• Task requirements: Every record below, from first to last, should be copied exactly; leave the pictures out.

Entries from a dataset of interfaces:
= = = =
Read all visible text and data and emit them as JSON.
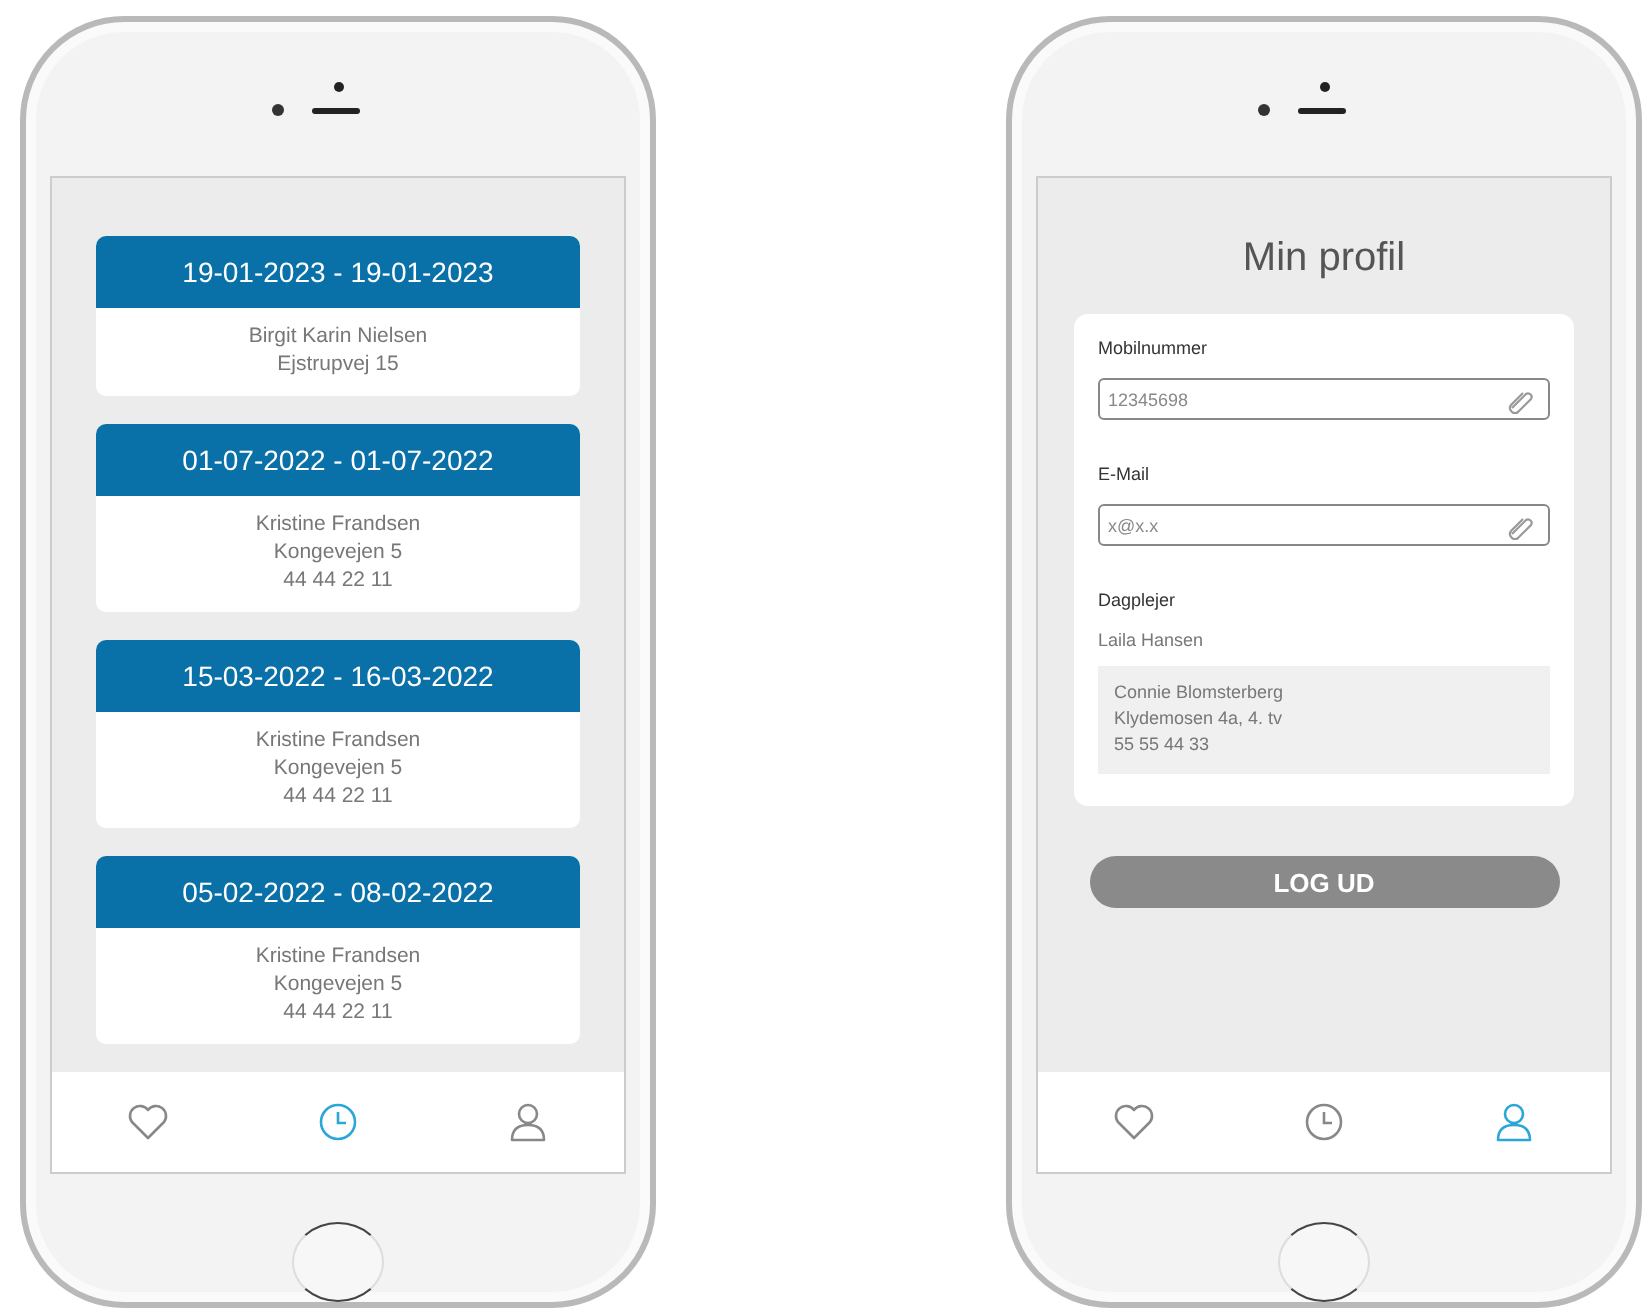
{
  "phones": [
    {
      "kind": "history",
      "entries": [
        {
          "dates": "19-01-2023 - 19-01-2023",
          "lines": [
            "Birgit Karin Nielsen",
            "Ejstrupvej 15"
          ]
        },
        {
          "dates": "01-07-2022 - 01-07-2022",
          "lines": [
            "Kristine Frandsen",
            "Kongevejen 5",
            "44 44 22 11"
          ]
        },
        {
          "dates": "15-03-2022 - 16-03-2022",
          "lines": [
            "Kristine Frandsen",
            "Kongevejen 5",
            "44 44 22 11"
          ]
        },
        {
          "dates": "05-02-2022 - 08-02-2022",
          "lines": [
            "Kristine Frandsen",
            "Kongevejen 5",
            "44 44 22 11"
          ]
        }
      ],
      "nav": [
        {
          "kind": "heart",
          "selected": false
        },
        {
          "kind": "clock",
          "selected": true
        },
        {
          "kind": "person",
          "selected": false
        }
      ]
    },
    {
      "kind": "profile",
      "title": "Min profil",
      "fields": [
        {
          "label": "Mobilnummer",
          "value": "12345698"
        },
        {
          "label": "E-Mail",
          "value": "x@x.x"
        }
      ],
      "caregiver": {
        "label": "Dagplejer",
        "name": "Laila Hansen",
        "substitute": [
          "Connie Blomsterberg",
          "Klydemosen 4a, 4. tv",
          "55 55 44 33"
        ]
      },
      "logout": "LOG UD",
      "nav": [
        {
          "kind": "heart",
          "selected": false
        },
        {
          "kind": "clock",
          "selected": false
        },
        {
          "kind": "person",
          "selected": true
        }
      ]
    }
  ]
}
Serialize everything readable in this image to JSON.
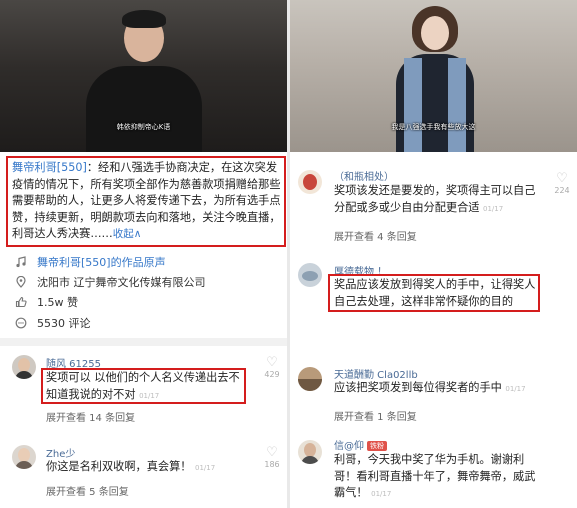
{
  "left": {
    "video_caption": "韩依抑制帝心K语",
    "description": {
      "author": "舞帝利哥[550]",
      "text": "：经和八强选手协商决定，在这次突发疫情的情况下，所有奖项全部作为慈善款项捐赠给那些需要帮助的人，让更多人将爱传递下去，为所有选手点赞，持续更新，明朗款项去向和落地，关注今晚直播，利哥达人秀决赛……",
      "fold": "收起∧"
    },
    "meta": {
      "sound": "舞帝利哥[550]的作品原声",
      "location": "沈阳市 辽宁舞帝文化传媒有限公司",
      "likes": "1.5w 赞",
      "comments": "5530 评论"
    },
    "comments": [
      {
        "name": "随风 61255",
        "text": "奖项可以 以他们的个人名义传递出去不知道我说的对不对",
        "date": "01/17",
        "like_count": "429",
        "more": "展开查看 14 条回复"
      },
      {
        "name": "Zhe少",
        "text": "你这是名利双收啊，真会算！",
        "date": "01/17",
        "like_count": "186",
        "more": "展开查看 5 条回复"
      }
    ]
  },
  "right": {
    "video_caption": "我是八强选手我有些放大这",
    "comments": [
      {
        "name": "（和瓶相处）",
        "text": "奖项该发还是要发的，奖项得主可以自己分配或多或少自由分配更合适",
        "date": "01/17",
        "like_count": "224",
        "more": "展开查看 4 条回复"
      },
      {
        "name": "厚德载物 ！",
        "text": "奖品应该发放到得奖人的手中，让得奖人自己去处理，这样非常怀疑你的目的",
        "date": "",
        "like_count": "",
        "more": ""
      },
      {
        "name": "天道酬勤 Cla02llb",
        "text": "应该把奖项发到每位得奖者的手中",
        "date": "01/17",
        "like_count": "",
        "more": "展开查看 1 条回复"
      },
      {
        "name": "信@仰",
        "badge": "铁粉",
        "text": "利哥，今天我中奖了华为手机。谢谢利哥！看利哥直播十年了，舞帝舞帝，威武霸气！",
        "date": "01/17",
        "like_count": "",
        "more": "展开查看 1 条回复"
      }
    ]
  },
  "colors": {
    "highlight_border": "#d41d1d",
    "link_blue": "#3778c9",
    "name_blue": "#4a6b96"
  },
  "icons": [
    "music-note-icon",
    "location-pin-icon",
    "thumbs-up-icon",
    "comment-icon",
    "heart-icon"
  ]
}
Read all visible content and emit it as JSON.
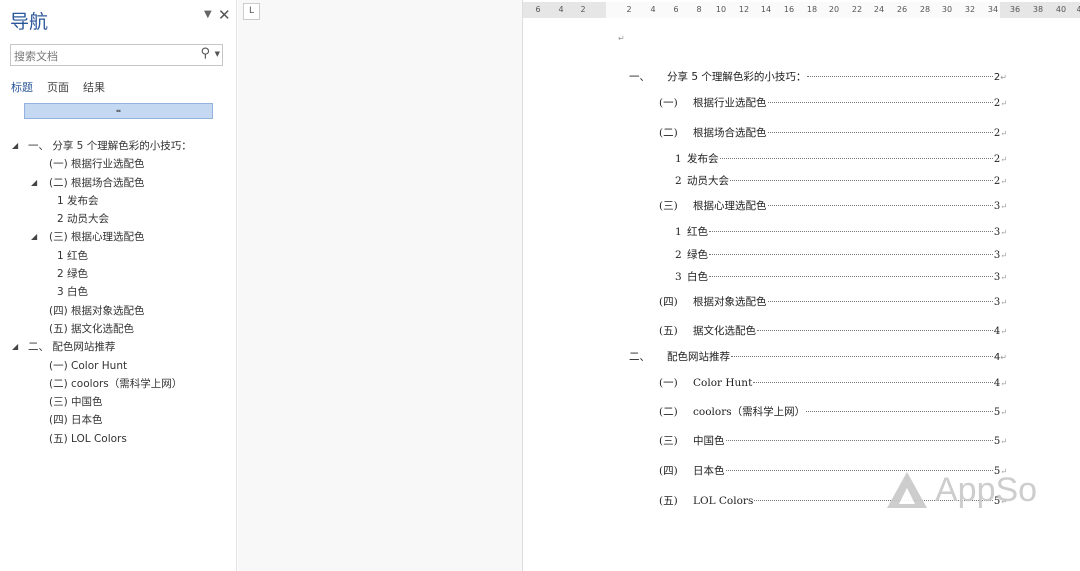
{
  "nav": {
    "title": "导航",
    "search_placeholder": "搜索文档",
    "tabs": [
      "标题",
      "页面",
      "结果"
    ],
    "bar_glyph": "≖",
    "tree": [
      {
        "label": "一、 分享 5 个理解色彩的小技巧：",
        "level": 1,
        "expand": true
      },
      {
        "label": "(一)  根据行业选配色",
        "level": 2
      },
      {
        "label": "(二)  根据场合选配色",
        "level": 2,
        "expand": true
      },
      {
        "label": "1 发布会",
        "level": 3
      },
      {
        "label": "2 动员大会",
        "level": 3
      },
      {
        "label": "(三)  根据心理选配色",
        "level": 2,
        "expand": true
      },
      {
        "label": "1 红色",
        "level": 3
      },
      {
        "label": "2 绿色",
        "level": 3
      },
      {
        "label": "3 白色",
        "level": 3
      },
      {
        "label": "(四)  根据对象选配色",
        "level": 2
      },
      {
        "label": "(五)  据文化选配色",
        "level": 2
      },
      {
        "label": "二、 配色网站推荐",
        "level": 1,
        "expand": true
      },
      {
        "label": "(一)  Color Hunt",
        "level": 2
      },
      {
        "label": "(二)  coolors（需科学上网）",
        "level": 2
      },
      {
        "label": "(三)  中国色",
        "level": 2
      },
      {
        "label": "(四)  日本色",
        "level": 2
      },
      {
        "label": "(五)  LOL Colors",
        "level": 2
      }
    ]
  },
  "tab_selector": "L",
  "ruler_ticks": [
    "6",
    "4",
    "2",
    "2",
    "4",
    "6",
    "8",
    "10",
    "12",
    "14",
    "16",
    "18",
    "20",
    "22",
    "24",
    "26",
    "28",
    "30",
    "32",
    "34",
    "36",
    "38",
    "40",
    "4"
  ],
  "document": {
    "para_mark": "↵",
    "toc": [
      {
        "num": "一、",
        "text": "分享 5 个理解色彩的小技巧：",
        "page": "2",
        "level": 1
      },
      {
        "num": "(一)",
        "text": "根据行业选配色",
        "page": "2",
        "level": 2
      },
      {
        "num": "(二)",
        "text": "根据场合选配色",
        "page": "2",
        "level": 2
      },
      {
        "num": "1",
        "text": "发布会",
        "page": "2",
        "level": 3
      },
      {
        "num": "2",
        "text": "动员大会",
        "page": "2",
        "level": 3
      },
      {
        "num": "(三)",
        "text": "根据心理选配色",
        "page": "3",
        "level": 2
      },
      {
        "num": "1",
        "text": "红色",
        "page": "3",
        "level": 3
      },
      {
        "num": "2",
        "text": "绿色",
        "page": "3",
        "level": 3
      },
      {
        "num": "3",
        "text": "白色",
        "page": "3",
        "level": 3
      },
      {
        "num": "(四)",
        "text": "根据对象选配色",
        "page": "3",
        "level": 2
      },
      {
        "num": "(五)",
        "text": "据文化选配色",
        "page": "4",
        "level": 2
      },
      {
        "num": "二、",
        "text": "配色网站推荐",
        "page": "4",
        "level": 1
      },
      {
        "num": "(一)",
        "text": "Color Hunt",
        "page": "4",
        "level": 2
      },
      {
        "num": "(二)",
        "text": "coolors（需科学上网）",
        "page": "5",
        "level": 2
      },
      {
        "num": "(三)",
        "text": "中国色",
        "page": "5",
        "level": 2
      },
      {
        "num": "(四)",
        "text": "日本色",
        "page": "5",
        "level": 2
      },
      {
        "num": "(五)",
        "text": "LOL Colors",
        "page": "5",
        "level": 2
      }
    ]
  },
  "watermark": "AppSo",
  "colors": {
    "accent": "#2b579a",
    "bar": "#c5d8f2"
  }
}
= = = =
• Worked solution:
Read all visible text and data and emit them as JSON.
{
  "phones": [
    {
      "kind": "history",
      "entries": [
        {
          "dates": "19-01-2023 - 19-01-2023",
          "lines": [
            "Birgit Karin Nielsen",
            "Ejstrupvej 15"
          ]
        },
        {
          "dates": "01-07-2022 - 01-07-2022",
          "lines": [
            "Kristine Frandsen",
            "Kongevejen 5",
            "44 44 22 11"
          ]
        },
        {
          "dates": "15-03-2022 - 16-03-2022",
          "lines": [
            "Kristine Frandsen",
            "Kongevejen 5",
            "44 44 22 11"
          ]
        },
        {
          "dates": "05-02-2022 - 08-02-2022",
          "lines": [
            "Kristine Frandsen",
            "Kongevejen 5",
            "44 44 22 11"
          ]
        }
      ],
      "nav": [
        {
          "kind": "heart",
          "selected": false
        },
        {
          "kind": "clock",
          "selected": true
        },
        {
          "kind": "person",
          "selected": false
        }
      ]
    },
    {
      "kind": "profile",
      "title": "Min profil",
      "fields": [
        {
          "label": "Mobilnummer",
          "value": "12345698"
        },
        {
          "label": "E-Mail",
          "value": "x@x.x"
        }
      ],
      "caregiver": {
        "label": "Dagplejer",
        "name": "Laila Hansen",
        "substitute": [
          "Connie Blomsterberg",
          "Klydemosen 4a, 4. tv",
          "55 55 44 33"
        ]
      },
      "logout": "LOG UD",
      "nav": [
        {
          "kind": "heart",
          "selected": false
        },
        {
          "kind": "clock",
          "selected": false
        },
        {
          "kind": "person",
          "selected": true
        }
      ]
    }
  ]
}
Serialize everything readable in this image to JSON.
{
  "left": {
    "video_caption": "韩依抑制帝心K语",
    "description": {
      "author": "舞帝利哥[550]",
      "text": "：经和八强选手协商决定，在这次突发疫情的情况下，所有奖项全部作为慈善款项捐赠给那些需要帮助的人，让更多人将爱传递下去，为所有选手点赞，持续更新，明朗款项去向和落地，关注今晚直播，利哥达人秀决赛……",
      "fold": "收起∧"
    },
    "meta": {
      "sound": "舞帝利哥[550]的作品原声",
      "location": "沈阳市 辽宁舞帝文化传媒有限公司",
      "likes": "1.5w 赞",
      "comments": "5530 评论"
    },
    "comments": [
      {
        "name": "随风 61255",
        "text": "奖项可以 以他们的个人名义传递出去不知道我说的对不对",
        "date": "01/17",
        "like_count": "429",
        "more": "展开查看 14 条回复"
      },
      {
        "name": "Zhe少",
        "text": "你这是名利双收啊，真会算！",
        "date": "01/17",
        "like_count": "186",
        "more": "展开查看 5 条回复"
      }
    ]
  },
  "right": {
    "video_caption": "我是八强选手我有些放大这",
    "comments": [
      {
        "name": "（和瓶相处）",
        "text": "奖项该发还是要发的，奖项得主可以自己分配或多或少自由分配更合适",
        "date": "01/17",
        "like_count": "224",
        "more": "展开查看 4 条回复"
      },
      {
        "name": "厚德载物 ！",
        "text": "奖品应该发放到得奖人的手中，让得奖人自己去处理，这样非常怀疑你的目的",
        "date": "",
        "like_count": "",
        "more": ""
      },
      {
        "name": "天道酬勤 Cla02llb",
        "text": "应该把奖项发到每位得奖者的手中",
        "date": "01/17",
        "like_count": "",
        "more": "展开查看 1 条回复"
      },
      {
        "name": "信@仰",
        "badge": "铁粉",
        "text": "利哥，今天我中奖了华为手机。谢谢利哥！看利哥直播十年了，舞帝舞帝，威武霸气！",
        "date": "01/17",
        "like_count": "",
        "more": "展开查看 1 条回复"
      }
    ]
  },
  "colors": {
    "highlight_border": "#d41d1d",
    "link_blue": "#3778c9",
    "name_blue": "#4a6b96"
  },
  "icons": [
    "music-note-icon",
    "location-pin-icon",
    "thumbs-up-icon",
    "comment-icon",
    "heart-icon"
  ]
}
Read all visible content and emit it as JSON.
{
  "nav": {
    "title": "导航",
    "search_placeholder": "搜索文档",
    "tabs": [
      "标题",
      "页面",
      "结果"
    ],
    "bar_glyph": "≖",
    "tree": [
      {
        "label": "一、 分享 5 个理解色彩的小技巧：",
        "level": 1,
        "expand": true
      },
      {
        "label": "(一)  根据行业选配色",
        "level": 2
      },
      {
        "label": "(二)  根据场合选配色",
        "level": 2,
        "expand": true
      },
      {
        "label": "1 发布会",
        "level": 3
      },
      {
        "label": "2 动员大会",
        "level": 3
      },
      {
        "label": "(三)  根据心理选配色",
        "level": 2,
        "expand": true
      },
      {
        "label": "1 红色",
        "level": 3
      },
      {
        "label": "2 绿色",
        "level": 3
      },
      {
        "label": "3 白色",
        "level": 3
      },
      {
        "label": "(四)  根据对象选配色",
        "level": 2
      },
      {
        "label": "(五)  据文化选配色",
        "level": 2
      },
      {
        "label": "二、 配色网站推荐",
        "level": 1,
        "expand": true
      },
      {
        "label": "(一)  Color Hunt",
        "level": 2
      },
      {
        "label": "(二)  coolors（需科学上网）",
        "level": 2
      },
      {
        "label": "(三)  中国色",
        "level": 2
      },
      {
        "label": "(四)  日本色",
        "level": 2
      },
      {
        "label": "(五)  LOL Colors",
        "level": 2
      }
    ]
  },
  "tab_selector": "L",
  "ruler_ticks": [
    "6",
    "4",
    "2",
    "2",
    "4",
    "6",
    "8",
    "10",
    "12",
    "14",
    "16",
    "18",
    "20",
    "22",
    "24",
    "26",
    "28",
    "30",
    "32",
    "34",
    "36",
    "38",
    "40",
    "4"
  ],
  "document": {
    "para_mark": "↵",
    "toc": [
      {
        "num": "一、",
        "text": "分享 5 个理解色彩的小技巧：",
        "page": "2",
        "level": 1
      },
      {
        "num": "(一)",
        "text": "根据行业选配色",
        "page": "2",
        "level": 2
      },
      {
        "num": "(二)",
        "text": "根据场合选配色",
        "page": "2",
        "level": 2
      },
      {
        "num": "1",
        "text": "发布会",
        "page": "2",
        "level": 3
      },
      {
        "num": "2",
        "text": "动员大会",
        "page": "2",
        "level": 3
      },
      {
        "num": "(三)",
        "text": "根据心理选配色",
        "page": "3",
        "level": 2
      },
      {
        "num": "1",
        "text": "红色",
        "page": "3",
        "level": 3
      },
      {
        "num": "2",
        "text": "绿色",
        "page": "3",
        "level": 3
      },
      {
        "num": "3",
        "text": "白色",
        "page": "3",
        "level": 3
      },
      {
        "num": "(四)",
        "text": "根据对象选配色",
        "page": "3",
        "level": 2
      },
      {
        "num": "(五)",
        "text": "据文化选配色",
        "page": "4",
        "level": 2
      },
      {
        "num": "二、",
        "text": "配色网站推荐",
        "page": "4",
        "level": 1
      },
      {
        "num": "(一)",
        "text": "Color Hunt",
        "page": "4",
        "level": 2
      },
      {
        "num": "(二)",
        "text": "coolors（需科学上网）",
        "page": "5",
        "level": 2
      },
      {
        "num": "(三)",
        "text": "中国色",
        "page": "5",
        "level": 2
      },
      {
        "num": "(四)",
        "text": "日本色",
        "page": "5",
        "level": 2
      },
      {
        "num": "(五)",
        "text": "LOL Colors",
        "page": "5",
        "level": 2
      }
    ]
  },
  "watermark": "AppSo",
  "colors": {
    "accent": "#2b579a",
    "bar": "#c5d8f2"
  }
}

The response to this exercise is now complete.